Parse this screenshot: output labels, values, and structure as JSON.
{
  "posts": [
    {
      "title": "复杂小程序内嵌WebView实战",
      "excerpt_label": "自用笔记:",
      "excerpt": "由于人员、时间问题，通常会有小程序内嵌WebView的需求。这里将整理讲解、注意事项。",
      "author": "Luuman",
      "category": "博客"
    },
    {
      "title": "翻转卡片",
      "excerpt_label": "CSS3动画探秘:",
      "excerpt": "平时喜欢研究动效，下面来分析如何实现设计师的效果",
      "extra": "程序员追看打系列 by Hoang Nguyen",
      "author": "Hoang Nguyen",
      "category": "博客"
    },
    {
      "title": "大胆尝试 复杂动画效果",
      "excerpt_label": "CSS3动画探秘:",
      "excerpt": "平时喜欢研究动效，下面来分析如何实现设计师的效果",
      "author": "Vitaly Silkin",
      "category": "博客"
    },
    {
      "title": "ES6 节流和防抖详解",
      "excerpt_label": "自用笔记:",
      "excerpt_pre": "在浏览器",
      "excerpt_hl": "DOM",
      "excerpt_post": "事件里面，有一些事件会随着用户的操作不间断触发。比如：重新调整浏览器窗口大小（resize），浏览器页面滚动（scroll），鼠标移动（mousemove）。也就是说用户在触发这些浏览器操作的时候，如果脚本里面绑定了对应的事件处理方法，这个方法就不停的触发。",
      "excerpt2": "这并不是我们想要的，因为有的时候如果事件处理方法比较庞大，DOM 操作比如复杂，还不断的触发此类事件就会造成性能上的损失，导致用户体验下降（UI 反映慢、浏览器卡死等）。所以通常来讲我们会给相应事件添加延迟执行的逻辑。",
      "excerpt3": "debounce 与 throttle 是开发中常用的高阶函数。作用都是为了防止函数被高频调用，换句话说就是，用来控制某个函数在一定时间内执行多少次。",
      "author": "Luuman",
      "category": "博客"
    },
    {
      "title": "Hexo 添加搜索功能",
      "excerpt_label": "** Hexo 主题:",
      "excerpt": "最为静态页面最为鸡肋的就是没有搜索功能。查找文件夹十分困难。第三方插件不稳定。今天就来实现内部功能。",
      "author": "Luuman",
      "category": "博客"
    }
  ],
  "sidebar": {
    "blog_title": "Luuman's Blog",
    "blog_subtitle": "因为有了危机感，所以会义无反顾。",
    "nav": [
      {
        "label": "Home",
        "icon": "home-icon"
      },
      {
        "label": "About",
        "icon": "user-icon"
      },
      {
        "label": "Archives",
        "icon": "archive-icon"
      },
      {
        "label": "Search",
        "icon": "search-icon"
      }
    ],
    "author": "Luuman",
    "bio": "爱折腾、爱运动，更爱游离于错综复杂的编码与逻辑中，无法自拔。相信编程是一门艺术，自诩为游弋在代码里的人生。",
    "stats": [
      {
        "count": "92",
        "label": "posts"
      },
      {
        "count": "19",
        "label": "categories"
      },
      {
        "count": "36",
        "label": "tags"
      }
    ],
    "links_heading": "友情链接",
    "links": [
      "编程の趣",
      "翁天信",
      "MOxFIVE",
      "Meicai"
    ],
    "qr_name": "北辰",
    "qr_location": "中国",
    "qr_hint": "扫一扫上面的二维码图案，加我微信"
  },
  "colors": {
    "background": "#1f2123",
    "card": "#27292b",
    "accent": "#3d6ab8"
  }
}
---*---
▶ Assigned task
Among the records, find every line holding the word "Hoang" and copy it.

▶ Reply to the task
      "extra": "程序员追看打系列 by Hoang Nguyen",
      "author": "Hoang Nguyen",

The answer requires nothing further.